2 general types of wind events will cause failure . . .
First is force . . . think of a 60 mph sustained wind pushing on any direction. What does that do to the poles and support system ? What will break and what can you do to avoid the breaking ? There's just too many variations of pole size, pole material, connections, ropes, seams etc. to say for sure what gives in a particular scenario, but it can help to physically push on your structure to see what happens, then visualize how it may go bad. Remember that strengthening one area will pass the load on to another area.
The second, and more common issue, is constant flapping and fluttering, which can work stakes loose, fray and break rope, pull pole junctions apart, etc. This then causes a failure in the structure and resulting coming apart of lots of parts which then flutter more and then . . . bam, nothing left but shreds of fabric and broken poles. If you want to geek out search for aerodynamic flutter and how it can cause catastrophic failure.

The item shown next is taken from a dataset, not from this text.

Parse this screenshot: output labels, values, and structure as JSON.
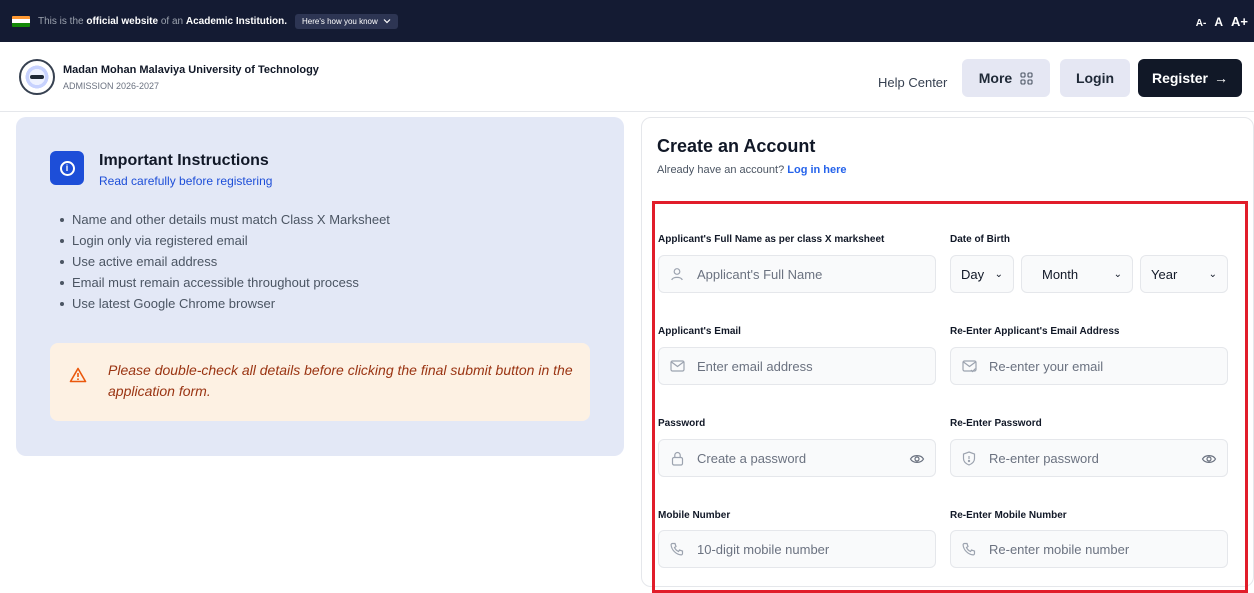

Anyway, the perfect storm of destruction combines both of the above, where you have a force that is distorting the tent structure, which is causing the connections to start to slip. Then fluttering, which loosens them more, then one joint slips out, which causes a rope to go slack and then everything collapses. A common failure point is the slip together poles with bungee in the middle, the can pull apart. Or the fiberglass breaks right at the edge of the aluminum connector. Double check after the tent is pitched to see if the poles are all fully seated in the connectors. Check again after a storm.
So, yeah, to start with use rebar, that way at least fluttering won't pull your stakes out and most of your tent at least won't blow away. Second thing I recommend is using bungee cord or bungee balls on every guy rope. This will hold the rope in tension but provide some give and reduce flutter destruction. The other, and equally important, thing is to be at your camp during the first big storm so you can watch what fails and fix it.

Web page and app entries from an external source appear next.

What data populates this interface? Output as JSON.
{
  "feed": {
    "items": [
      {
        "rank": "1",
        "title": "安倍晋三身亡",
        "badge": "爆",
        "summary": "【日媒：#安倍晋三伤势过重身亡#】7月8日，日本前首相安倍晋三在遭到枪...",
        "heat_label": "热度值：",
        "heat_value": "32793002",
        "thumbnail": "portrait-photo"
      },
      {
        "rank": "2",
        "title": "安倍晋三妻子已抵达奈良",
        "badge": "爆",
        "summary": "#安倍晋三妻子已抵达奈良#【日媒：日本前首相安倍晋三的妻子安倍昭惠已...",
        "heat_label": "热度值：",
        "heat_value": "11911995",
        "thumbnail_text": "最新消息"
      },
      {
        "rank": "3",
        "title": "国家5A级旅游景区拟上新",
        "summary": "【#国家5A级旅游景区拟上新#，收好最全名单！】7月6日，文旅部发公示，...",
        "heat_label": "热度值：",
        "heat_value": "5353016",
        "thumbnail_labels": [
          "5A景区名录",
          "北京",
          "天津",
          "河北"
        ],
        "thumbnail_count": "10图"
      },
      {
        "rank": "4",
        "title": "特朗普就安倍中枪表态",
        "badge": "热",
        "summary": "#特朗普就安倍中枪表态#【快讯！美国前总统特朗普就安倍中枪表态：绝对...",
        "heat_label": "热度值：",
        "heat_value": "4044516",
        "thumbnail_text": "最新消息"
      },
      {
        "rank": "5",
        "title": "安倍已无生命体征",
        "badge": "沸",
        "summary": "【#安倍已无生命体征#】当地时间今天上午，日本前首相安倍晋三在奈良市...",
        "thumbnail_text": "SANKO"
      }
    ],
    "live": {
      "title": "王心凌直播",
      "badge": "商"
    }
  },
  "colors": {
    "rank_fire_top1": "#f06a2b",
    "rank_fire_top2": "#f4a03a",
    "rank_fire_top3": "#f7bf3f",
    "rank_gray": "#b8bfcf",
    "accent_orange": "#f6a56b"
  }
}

There's not really a good way to orient your tent for wind in my experience. The prevailing winds are often from Gerlach (SW) but storm winds (strongest) can be from any direction. My preference is to orient the tent so I maximize the cooling effect of the shade given the sun path.